During the week before December 10, YouGov, a polling agency, conducted a survey especially for constituencies. The results showed that the Tories, with 43% of the vote, will be able to win 339 seats in parliament, while the Labour Party, with 34% of the votes, will get 231 seats. The Liberal Democrats got 12%, yielding 15 seats, and the SNP, with 3%, would get 41 seats. It should be noted that the working majority is approximately 320 seats (the speaker and his deputies do not vote, and the Sinn Fein party takes part in the elections, but does not take part in the work of parliament).
If the Tory advantage is small, then we can expect that it will be enough at first to adopt the EU Withdrawal Act with the incorporated Agreement and to leave the EU on January 31, 2020.
However, the fact is that negotiations between London and Brussels about future relations will follow, and they will inevitably become difficult and long, although Johnson promises that they will be light and short. He hopes to complete them by the end of the transition period – by 2021. However, British experts and politicians have warned that trade negotiations could go on for a decade. Of course, Johnson states that on December 31, 2020, the United Kingdom will withdraw from negotiations with the EU regarding future relations no matter how they end (that is, the “no deal” Brexit will be back on the agenda). In this case, it is possible that some conservative deputies may join the ranks of the “rebels,” denying support to their leader. Then the parliament will insist on postponing the completion of negotiations on future relations. In such a scenario, the government would yet again face a political crisis.
If the Tory advantage is solid – 30-50 places, then Britain will leave the EU on January 31, 2020, and, of course, London will threaten Brussels with another no deal Brexit, trying to force the EU to make concessions.
If after the elections a “suspended parliament” is formed, the Conservative Party will not join the coalition or enter into a confidence-and-supply agreement, since Farage’s party will not have a significant representation in the parliament, and DUP will not support the Johnson deal. Accordingly, even if Johnson remains at the head of the minority government, he will have to go for a second referendum, giving the country a choice: his deal or Britain’s EU membership.

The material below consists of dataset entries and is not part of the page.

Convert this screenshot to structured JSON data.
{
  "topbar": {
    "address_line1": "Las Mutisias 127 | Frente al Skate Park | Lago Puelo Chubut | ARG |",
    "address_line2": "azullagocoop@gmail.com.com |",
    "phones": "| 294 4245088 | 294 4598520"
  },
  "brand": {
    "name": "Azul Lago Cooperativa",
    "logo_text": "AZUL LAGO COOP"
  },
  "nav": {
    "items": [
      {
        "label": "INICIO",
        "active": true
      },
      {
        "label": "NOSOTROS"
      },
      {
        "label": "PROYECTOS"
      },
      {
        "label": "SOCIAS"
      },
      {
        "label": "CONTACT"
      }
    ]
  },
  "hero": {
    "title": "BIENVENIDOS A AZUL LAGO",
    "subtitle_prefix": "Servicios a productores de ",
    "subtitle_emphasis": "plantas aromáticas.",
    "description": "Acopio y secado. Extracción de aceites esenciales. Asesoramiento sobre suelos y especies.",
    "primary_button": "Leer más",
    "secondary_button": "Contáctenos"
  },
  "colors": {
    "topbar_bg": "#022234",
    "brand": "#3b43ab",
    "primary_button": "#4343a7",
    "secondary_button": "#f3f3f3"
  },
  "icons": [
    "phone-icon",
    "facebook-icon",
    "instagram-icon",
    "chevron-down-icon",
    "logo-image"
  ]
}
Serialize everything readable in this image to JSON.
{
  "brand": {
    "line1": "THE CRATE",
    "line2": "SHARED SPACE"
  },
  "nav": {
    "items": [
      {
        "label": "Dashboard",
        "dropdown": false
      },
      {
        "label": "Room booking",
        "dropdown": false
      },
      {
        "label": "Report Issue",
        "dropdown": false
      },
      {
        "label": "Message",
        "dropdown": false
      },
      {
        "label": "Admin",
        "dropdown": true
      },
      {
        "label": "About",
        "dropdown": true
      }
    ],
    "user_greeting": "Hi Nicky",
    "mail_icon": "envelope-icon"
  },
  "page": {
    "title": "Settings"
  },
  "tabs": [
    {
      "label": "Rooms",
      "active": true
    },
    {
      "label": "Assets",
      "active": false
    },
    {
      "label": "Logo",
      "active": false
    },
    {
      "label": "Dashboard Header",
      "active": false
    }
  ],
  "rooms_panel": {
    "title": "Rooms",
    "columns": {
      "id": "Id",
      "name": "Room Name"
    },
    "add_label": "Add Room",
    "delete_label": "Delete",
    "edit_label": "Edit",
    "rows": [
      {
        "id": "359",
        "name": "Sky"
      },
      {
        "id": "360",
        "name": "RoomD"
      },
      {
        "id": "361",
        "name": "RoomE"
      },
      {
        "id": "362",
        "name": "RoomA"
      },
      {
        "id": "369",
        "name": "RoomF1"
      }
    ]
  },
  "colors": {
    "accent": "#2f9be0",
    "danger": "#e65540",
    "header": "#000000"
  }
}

Under the “suspended parliament”, the Scottish National Party (SNP) has ruled out a formal coalition with the Labour Party, but it may support the minority Labour Government if it receives consent for a second referendum on Scottish independence. The Labour Party does not intend to conclude coalition agreements with other parties. So, again negotiations with the EU, a second referendum, and a second referendum on the independence of Scotland.The British, according to Ivan Rogers, former permanent representative of the United Kingdom to the European Union, will feel the burden of “Brexiternity”, which will turn into a “Groundhog Day.” Will the Brexit then turn against the Brexiteers themselves?